Medical Herbalism

What is Herbal Medicine?

Herbal medicine is the use of plant remedies in the treatment of disease. It is the oldest form of medicine known. Our ancestors, by trial and error, found the most effective plants to heal their illnesses. Now, with the advancement of science enabling us to identify the chemical constituents within these plants, we can better understand their healing powers.

Herbalism, in this country, is now classed as an 'alternative' or 'complementary' discipline but it is still the most widely practised form of medicine worldwide, with over 80% of the world's population relying on herbs for health.

What can Herbal Medicine treat?

Herbal medicine can treat almost any condition that patients might take to their doctor. The treatment focus is on the person, the disease and symptoms, therefore it is effective across the whole spectrum of conditions.

Common complaints seen by herbalists include:

  • Digestive and bowel disorders
  • Pre-conceptual and fertility issues
  • Skin complaints
  • Heart and circulation problems
  • Menstrual, menopausal and gynaecological conditions
  • Respiratory problems
  • Muscular aches and pains
  • Urinary problems
  • Anxiety, stress, irritability, mood swings, and sleep disturbances
  • Headaches
  • Frequent colds and infections
  • Allergic conditions
  • Childhood disorders
Qualified herbalists know when a condition is best seen by a doctor or another therapist.
herbalist chippenham
The Herbalist's Approach

Medical Herbalists are trained in the same diagnostic skills as orthodox doctors but take a more holistic approach to illness. This underlying cause of the problem is sought and, once identified, it is this which is treated, rather than the symptoms alone. The reason for this is that the treatment or suppression of symptoms will not rid the body of the disease itself. Herbalists use their remedies to restore the balance of the body thus enabling it to mobilise its own healing powers.

How do herbs work?

People have always relied on plants for food to nourish and sustain the body. Herbal medicine can be seen in the same way. Plants with a particular affinity for certain organs or systems of the body are used to 'feed' and restore to health those parts which have been weakened. As the body is strengthened, so is its power and ability to fight off disease and when balance and harmony are restored, health will be regained.

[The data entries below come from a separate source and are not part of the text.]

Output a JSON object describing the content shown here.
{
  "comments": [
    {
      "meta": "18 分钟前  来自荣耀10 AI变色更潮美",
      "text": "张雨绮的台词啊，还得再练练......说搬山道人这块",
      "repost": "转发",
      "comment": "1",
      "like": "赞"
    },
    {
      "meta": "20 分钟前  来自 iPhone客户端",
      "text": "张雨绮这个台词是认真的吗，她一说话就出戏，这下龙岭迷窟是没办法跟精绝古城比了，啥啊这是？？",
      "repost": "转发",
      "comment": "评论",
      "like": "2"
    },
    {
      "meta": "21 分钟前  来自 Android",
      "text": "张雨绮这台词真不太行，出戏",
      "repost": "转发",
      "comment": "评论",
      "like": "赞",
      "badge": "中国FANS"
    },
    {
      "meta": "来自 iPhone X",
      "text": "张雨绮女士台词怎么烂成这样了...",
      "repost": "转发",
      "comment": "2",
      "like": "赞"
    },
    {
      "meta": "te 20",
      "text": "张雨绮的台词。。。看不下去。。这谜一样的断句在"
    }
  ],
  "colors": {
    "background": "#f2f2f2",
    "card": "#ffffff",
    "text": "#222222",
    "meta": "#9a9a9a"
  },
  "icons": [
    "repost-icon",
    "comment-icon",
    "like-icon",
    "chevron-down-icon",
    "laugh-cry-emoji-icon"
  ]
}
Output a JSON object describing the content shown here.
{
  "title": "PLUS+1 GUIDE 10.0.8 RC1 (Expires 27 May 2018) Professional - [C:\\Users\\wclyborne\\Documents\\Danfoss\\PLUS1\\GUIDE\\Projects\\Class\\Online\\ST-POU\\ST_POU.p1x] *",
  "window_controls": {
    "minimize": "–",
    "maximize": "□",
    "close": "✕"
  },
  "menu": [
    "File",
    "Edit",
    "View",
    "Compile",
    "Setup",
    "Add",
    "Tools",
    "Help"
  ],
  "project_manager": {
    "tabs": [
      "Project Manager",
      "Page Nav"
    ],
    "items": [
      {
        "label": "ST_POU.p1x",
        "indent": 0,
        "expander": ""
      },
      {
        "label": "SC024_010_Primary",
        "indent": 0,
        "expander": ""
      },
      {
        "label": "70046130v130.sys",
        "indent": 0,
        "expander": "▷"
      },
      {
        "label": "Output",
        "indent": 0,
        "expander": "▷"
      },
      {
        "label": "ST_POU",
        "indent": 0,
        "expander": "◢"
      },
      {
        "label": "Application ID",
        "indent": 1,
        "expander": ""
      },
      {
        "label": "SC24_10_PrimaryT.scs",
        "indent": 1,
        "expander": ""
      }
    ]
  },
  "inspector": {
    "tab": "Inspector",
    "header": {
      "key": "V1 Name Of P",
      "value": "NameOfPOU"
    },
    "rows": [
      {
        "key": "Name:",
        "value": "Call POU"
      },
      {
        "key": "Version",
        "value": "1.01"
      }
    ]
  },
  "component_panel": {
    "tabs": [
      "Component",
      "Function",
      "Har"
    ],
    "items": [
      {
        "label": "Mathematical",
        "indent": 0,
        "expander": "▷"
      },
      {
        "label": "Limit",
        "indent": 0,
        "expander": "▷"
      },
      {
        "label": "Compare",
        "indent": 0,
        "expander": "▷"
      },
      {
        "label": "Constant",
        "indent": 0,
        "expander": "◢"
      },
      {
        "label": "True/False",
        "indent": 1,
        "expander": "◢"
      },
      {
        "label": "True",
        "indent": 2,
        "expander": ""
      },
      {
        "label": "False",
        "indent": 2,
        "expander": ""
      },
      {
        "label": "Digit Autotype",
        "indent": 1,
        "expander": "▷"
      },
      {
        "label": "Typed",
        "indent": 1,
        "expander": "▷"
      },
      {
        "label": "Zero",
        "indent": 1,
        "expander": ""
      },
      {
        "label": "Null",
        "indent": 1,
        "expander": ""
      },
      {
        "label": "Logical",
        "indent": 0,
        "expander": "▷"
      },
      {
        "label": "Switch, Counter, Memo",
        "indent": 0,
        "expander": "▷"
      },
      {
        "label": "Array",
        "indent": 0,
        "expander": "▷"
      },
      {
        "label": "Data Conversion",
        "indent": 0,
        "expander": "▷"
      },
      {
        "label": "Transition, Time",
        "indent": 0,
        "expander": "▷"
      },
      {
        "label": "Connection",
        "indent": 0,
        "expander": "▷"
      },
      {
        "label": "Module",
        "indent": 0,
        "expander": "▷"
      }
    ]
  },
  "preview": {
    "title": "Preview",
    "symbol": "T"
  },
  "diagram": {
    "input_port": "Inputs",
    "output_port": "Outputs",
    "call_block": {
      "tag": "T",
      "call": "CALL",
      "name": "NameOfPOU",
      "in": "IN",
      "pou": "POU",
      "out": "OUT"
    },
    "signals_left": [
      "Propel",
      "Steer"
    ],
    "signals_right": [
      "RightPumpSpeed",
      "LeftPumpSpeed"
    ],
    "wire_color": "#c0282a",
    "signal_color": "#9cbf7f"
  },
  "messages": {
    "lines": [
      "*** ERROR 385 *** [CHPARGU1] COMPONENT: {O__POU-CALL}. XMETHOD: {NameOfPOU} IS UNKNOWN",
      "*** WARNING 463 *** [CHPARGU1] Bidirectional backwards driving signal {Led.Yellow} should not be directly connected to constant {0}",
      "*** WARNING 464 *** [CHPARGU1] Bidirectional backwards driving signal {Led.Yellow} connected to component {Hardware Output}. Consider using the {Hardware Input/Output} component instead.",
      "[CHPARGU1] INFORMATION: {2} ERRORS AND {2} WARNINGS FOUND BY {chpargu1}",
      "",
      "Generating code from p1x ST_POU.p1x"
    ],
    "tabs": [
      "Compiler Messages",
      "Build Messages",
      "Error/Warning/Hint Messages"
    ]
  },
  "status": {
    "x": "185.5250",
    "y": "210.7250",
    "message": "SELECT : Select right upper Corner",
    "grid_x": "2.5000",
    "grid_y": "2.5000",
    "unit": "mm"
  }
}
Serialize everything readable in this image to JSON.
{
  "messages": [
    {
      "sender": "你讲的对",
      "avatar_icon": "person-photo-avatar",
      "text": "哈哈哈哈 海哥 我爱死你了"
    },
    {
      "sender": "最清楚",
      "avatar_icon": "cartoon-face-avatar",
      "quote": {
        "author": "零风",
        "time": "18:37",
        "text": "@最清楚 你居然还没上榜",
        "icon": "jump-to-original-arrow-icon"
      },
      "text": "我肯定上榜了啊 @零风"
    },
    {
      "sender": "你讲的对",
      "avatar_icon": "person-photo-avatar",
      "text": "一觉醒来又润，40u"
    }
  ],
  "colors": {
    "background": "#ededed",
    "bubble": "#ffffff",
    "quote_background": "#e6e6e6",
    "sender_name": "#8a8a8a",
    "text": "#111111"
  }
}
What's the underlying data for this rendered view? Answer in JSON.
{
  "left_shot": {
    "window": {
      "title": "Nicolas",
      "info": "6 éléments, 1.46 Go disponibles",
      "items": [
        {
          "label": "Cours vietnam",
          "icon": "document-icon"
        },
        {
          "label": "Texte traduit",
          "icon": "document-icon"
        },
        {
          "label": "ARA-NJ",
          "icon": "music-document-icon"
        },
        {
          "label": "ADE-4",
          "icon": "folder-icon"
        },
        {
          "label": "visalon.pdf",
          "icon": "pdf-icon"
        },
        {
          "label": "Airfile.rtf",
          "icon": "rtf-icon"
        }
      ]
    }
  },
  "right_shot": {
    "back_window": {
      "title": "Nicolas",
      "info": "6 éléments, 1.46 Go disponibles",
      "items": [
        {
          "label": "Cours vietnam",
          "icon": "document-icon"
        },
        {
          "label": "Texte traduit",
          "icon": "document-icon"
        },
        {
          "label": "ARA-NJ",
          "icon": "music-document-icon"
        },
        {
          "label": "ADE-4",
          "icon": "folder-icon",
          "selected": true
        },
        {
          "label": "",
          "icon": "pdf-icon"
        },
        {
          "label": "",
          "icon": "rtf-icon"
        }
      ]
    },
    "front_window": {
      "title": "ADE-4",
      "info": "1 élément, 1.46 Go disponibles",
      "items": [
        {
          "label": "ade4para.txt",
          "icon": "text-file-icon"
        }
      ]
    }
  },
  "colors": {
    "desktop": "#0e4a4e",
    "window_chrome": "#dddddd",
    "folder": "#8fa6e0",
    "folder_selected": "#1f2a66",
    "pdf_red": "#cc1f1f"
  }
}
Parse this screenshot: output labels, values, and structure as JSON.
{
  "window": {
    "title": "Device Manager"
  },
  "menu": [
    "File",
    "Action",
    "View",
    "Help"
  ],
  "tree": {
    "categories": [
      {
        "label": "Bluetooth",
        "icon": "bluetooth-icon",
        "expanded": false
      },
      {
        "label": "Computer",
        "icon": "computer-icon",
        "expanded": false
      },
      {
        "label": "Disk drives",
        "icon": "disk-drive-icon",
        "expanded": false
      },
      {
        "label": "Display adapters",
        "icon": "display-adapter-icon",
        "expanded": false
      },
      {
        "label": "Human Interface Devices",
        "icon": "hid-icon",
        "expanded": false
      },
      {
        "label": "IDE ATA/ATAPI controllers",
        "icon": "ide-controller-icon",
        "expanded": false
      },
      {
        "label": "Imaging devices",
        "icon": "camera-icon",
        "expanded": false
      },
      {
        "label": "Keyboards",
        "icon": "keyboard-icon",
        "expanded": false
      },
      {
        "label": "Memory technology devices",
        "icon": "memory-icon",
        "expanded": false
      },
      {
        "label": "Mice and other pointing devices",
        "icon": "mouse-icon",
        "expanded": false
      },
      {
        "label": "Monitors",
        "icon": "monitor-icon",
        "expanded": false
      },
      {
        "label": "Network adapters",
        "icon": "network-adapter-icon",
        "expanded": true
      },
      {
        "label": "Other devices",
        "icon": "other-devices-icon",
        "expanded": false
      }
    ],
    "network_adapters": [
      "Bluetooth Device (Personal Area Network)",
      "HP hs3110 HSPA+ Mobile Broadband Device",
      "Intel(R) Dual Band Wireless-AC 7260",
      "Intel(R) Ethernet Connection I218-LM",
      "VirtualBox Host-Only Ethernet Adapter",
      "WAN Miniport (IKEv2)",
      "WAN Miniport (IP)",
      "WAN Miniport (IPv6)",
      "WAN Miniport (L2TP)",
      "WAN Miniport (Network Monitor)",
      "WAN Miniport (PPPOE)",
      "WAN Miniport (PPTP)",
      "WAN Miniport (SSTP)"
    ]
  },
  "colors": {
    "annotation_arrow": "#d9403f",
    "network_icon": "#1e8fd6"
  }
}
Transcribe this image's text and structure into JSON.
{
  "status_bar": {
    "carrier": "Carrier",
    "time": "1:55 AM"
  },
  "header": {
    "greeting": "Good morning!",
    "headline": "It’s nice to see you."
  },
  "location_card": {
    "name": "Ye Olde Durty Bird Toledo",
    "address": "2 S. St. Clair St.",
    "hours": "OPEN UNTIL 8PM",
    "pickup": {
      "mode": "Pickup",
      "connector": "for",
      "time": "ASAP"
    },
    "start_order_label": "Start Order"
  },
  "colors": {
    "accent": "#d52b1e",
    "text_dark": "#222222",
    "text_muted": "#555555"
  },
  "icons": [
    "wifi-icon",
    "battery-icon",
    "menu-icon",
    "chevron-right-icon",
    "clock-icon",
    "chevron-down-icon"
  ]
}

medical herbalist

What are the differences between Pharmaceutical and Herbal drugs?

Many of the pharmaceutical drugs used today are based on plant constituents and, even now, when scientists are seeking new 'cures' for disease it is to the plant world that they turn. They find, extract and then synthesize in the laboratory a single active constituent from the plant (the part that has therapeutic value). This can then be manufactured on a large scale.

Herbal drugs, however, are extracts from a part of the whole plant (eg. leaves, roots, berries, etc) and contain hundreds, perhaps thousands of plant constituents. Herbalists believe that the active constituents are balanced within the plant and are made more (or less) powerful by the numerous other substances present.

For example, the herb Ephedra sinica is the source of the alkaloid ephedrine which is used, in orthodox medicine, to treat asthma and nasal congestion but it has the side effect of raising blood pressure. Within the plant are six other alkaloids one of which prevents a rise in blood pressure.

The National Institute of Medical Herbalists was establised in 1864 and is the oldest body of practising medical herbalists in the world. All members have undergone a rigorous 4 year training and adhere to a strict professional code of ethics. They have the letters MNIMH or FMIMH after their names.